- a unit of capacity redefined in 1964 by a reduction of 28 parts in a million to be exactly equal to one cubic decimeter. It is equivalent to 1.0567 U.S. liquid quarts and is equal to the volume of one kilogram of distilled water at 4°C. Abbreviation: l
Also especially British, li·tre. Origin of liter 1800–10; French litre, back formation from litron an old measure of capacity, derivative (with -on noun suffix) of Medieval Latin litra Greek lítra poundCan be confusedliter lite [lahyt]Informal. adjective
- noting a commercial product that is low in calories or low in any substance considered undesirable, as compared with a product of the same type: used especially in labeling or advertising commercial products: lite beer.

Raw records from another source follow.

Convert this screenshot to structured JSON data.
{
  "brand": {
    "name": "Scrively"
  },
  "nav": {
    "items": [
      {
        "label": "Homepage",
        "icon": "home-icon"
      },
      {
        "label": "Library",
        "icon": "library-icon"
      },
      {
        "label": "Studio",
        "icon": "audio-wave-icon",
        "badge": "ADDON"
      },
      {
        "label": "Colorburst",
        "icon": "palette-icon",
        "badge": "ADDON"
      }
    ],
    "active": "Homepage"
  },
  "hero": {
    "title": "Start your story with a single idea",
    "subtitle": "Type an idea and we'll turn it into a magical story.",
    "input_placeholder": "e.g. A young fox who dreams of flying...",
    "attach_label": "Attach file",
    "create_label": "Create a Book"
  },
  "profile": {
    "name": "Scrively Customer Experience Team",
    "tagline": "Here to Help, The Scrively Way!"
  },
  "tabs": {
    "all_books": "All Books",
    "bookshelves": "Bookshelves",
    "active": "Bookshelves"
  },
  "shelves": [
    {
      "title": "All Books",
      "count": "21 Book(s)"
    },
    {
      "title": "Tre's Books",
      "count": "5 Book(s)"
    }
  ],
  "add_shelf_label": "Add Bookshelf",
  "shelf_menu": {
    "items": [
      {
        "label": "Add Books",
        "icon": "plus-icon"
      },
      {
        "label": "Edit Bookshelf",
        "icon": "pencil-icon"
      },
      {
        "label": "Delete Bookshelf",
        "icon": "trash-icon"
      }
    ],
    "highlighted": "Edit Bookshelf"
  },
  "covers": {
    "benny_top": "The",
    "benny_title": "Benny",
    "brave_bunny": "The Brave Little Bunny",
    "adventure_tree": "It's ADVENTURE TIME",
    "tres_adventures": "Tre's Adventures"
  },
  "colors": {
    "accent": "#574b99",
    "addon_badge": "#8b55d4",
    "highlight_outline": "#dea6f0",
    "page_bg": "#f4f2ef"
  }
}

- noting a version that is comparatively less extreme, profound, advanced, etc., than the typical version (often used postpositively): The film glossed over the dangers of the experiment with a science-lite explanation. The lite version of the app is available for mobile download.
Origin of lite First recorded in 1965–70; an informal, simplified spelling ofRelated formslite·ness, nounCan be confusedlite Examples from the Web for liter Contemporary Examples of liter
Autocracy is just a Russian bad habit, like smoking three packs of cigarettes a day and drinking a liter of vodka.
P. J. O’Rourke
May 11, 2014
One hundred kilograms of rowanberries produce only one liter and a half of distilled liquor.
January 25, 2014
The oldest Rolls-Royce in the Royal fleet is a 1950 Phantom IV, with a massive 5.76 liter engine.
November 21, 2011
There are long lines of cars stocking up on gas, to the point most gas stations imposed a 20 liter limit.
March 16, 2011
The work paid well and was competed for: one-fifth liter of vodka, five cigarettes, 100 grams of sausage for each job.
January 30, 2009
Historical Examples of liter
W’en a man’s eyes ‘fected by champagne, he’s liter’ly no good.
Lemuel Ely Quigg
For example, the weight of a liter of oxygen has been given as 1.4285 g.
The infusion for internal use is 30 grams to the liter of water.
T. H. Pardo de Tavera
They could neither of them stand any more when the liter was emptied.
Guy de Maupassant
The total in taxes and transport is fourteen and a half cents a liter.
British Dictionary definitions for liter liter noun
- the US spelling of
- (of food and drink) containing few calories or little alcohol or fat
- denoting a more restrained or less extreme version of a person or thingreggae lite
Word Origin for lite C20: variant spelling of light ² Word Origin and History for liter n.
1797, from French litre (1793), from litron, obsolete French measure of capacity for grain, from Medieval Latin litra, from Greek litra “pound,” apparently from the same Sicilian Italic source as Latin libra.
alternative spelling of(adj.1), by 1962. Used from at least 1917 in product names, often as a variation of (n.).
The word Adjusto-Lite for portable electric lamps was opposed by the user of a trade mark Auto-lite registered before the date of use claimed by the applicant. [“The Trade-Mark Reporter,” 1922] liter in Medicine liter [lē′tər] n.
- A unit of volume equal to 1000 cubic centimeters or or 1 cubic decimeter (1.0567 quarts).
liter in Science liter [lē′tər]
- The basic unit of liquid volume or capacity in the metric system, equal to 1.06 quart or 2.12 pints. See Table at measurement.
- The basic unit of dry volume or capacity in the metric system, equal to 0.90 quart or 1.82 pint. See Table at measurement.